For younger children there will be various playschool, nursery and Montessori options, where your children will quickly develop a foreign language. These children will have developed their fluency in the language of their host country sufficiently by the time they reach elementary school age, and will therefore be better equipped to join a local school.

Mix with the locals

Many expats will crave the familiarity of home, and may feel more comfortable spending a lot of their time with fellow expats. However, when it comes to learning the language of your host country, it will be more beneficial to immerse yourself in the local culture and form social bonds with the local population.
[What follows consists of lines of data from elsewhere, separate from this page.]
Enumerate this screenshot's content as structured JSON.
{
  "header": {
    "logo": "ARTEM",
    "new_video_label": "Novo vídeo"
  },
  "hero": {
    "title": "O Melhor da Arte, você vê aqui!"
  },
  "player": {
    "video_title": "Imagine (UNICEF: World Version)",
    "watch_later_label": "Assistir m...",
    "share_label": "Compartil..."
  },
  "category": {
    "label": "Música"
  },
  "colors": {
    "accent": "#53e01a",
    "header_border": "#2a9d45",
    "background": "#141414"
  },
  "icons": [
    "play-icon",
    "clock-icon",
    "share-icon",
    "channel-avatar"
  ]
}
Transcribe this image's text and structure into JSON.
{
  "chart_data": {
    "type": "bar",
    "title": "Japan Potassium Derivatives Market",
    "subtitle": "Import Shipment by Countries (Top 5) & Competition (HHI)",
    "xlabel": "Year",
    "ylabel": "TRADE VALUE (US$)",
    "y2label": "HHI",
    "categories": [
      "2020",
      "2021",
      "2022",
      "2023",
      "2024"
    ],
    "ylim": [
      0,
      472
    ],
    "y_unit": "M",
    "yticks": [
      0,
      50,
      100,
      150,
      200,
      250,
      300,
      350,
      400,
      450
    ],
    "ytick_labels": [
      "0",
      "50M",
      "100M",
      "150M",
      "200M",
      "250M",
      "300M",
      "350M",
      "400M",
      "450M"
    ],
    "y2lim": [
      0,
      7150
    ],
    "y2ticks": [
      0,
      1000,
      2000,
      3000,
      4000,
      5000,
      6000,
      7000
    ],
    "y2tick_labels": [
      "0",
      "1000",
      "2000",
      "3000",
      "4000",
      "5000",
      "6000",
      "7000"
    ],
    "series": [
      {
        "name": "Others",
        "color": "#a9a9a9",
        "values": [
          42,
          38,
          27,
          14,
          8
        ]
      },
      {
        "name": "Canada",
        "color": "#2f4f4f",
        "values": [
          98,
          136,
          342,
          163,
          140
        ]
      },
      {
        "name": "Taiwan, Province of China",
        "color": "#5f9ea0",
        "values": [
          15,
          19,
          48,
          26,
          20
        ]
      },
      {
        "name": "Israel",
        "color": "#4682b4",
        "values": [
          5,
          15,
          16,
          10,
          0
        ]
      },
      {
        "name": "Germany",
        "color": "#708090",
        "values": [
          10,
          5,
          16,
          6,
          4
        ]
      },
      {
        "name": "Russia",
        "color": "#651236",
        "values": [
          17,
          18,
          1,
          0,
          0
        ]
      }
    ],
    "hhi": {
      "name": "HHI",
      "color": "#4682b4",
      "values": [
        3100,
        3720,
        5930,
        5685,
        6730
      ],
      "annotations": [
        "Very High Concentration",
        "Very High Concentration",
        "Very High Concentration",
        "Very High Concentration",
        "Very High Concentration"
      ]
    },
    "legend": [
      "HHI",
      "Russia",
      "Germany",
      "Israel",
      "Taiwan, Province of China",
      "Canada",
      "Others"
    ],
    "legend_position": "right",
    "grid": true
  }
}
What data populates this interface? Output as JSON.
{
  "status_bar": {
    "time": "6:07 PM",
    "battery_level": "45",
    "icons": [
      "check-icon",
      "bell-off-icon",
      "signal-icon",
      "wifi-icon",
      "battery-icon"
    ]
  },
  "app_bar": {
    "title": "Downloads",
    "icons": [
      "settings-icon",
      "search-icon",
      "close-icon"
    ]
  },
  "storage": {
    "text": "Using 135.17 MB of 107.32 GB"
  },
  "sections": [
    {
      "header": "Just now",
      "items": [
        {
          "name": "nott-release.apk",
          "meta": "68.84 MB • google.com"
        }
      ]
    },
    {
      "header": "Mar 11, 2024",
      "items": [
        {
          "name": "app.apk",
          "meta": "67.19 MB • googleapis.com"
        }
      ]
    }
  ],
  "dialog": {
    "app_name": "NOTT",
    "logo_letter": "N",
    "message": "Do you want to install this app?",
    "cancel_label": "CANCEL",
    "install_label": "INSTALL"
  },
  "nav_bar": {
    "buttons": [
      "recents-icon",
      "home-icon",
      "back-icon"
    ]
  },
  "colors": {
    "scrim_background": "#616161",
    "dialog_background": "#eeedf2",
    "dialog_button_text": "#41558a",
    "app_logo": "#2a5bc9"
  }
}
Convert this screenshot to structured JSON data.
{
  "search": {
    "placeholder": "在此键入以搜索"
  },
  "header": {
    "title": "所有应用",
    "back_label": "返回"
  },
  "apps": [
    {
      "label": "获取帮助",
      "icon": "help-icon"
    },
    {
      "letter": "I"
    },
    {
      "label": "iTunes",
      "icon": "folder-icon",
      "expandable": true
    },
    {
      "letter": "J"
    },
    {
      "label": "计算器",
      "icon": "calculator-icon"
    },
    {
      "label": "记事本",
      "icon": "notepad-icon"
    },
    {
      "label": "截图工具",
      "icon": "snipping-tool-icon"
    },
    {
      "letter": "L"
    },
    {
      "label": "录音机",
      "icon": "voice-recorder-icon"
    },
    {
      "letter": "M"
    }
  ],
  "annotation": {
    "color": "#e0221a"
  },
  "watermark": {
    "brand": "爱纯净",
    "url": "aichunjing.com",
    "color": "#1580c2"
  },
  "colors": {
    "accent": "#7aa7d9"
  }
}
Forming friendships with native speakers and practicing your language skills with them, will help you to improve your fluency in a comfortable environment where you will be more inclined to take risks and less fearful of making mistakes.

Ensure that your children also participate in developing social connections with their peers. Arrange play dates where you encourage the children to converse with one another in their new language.

Don’t ignore your native language

For many expats an issue arises when their child becomes so adept and proficient in their new language, that it becomes their core language and their skills in the language of their home country diminish.

Depending on how long you plan to stay in your host country, this may prove to be an issue. For expat children, conversations in their native language may be limited to phone calls to relatives at home, or routine conversations with you. They may have very little opportunity to practice reading or writing in their native language.

It is important to remain aware of this issue, and take remedial action if you feel your child’s native language skills are not as well developed as they should be.

Learning a foreign language can be one of the greatest assets your family will gain while living overseas, it also presents one of the greatest assets for you and your children in the long-term.

Take every opportunity to learn the language of your host country, be relaxed, make learning fun and don’t be afraid to make mistakes.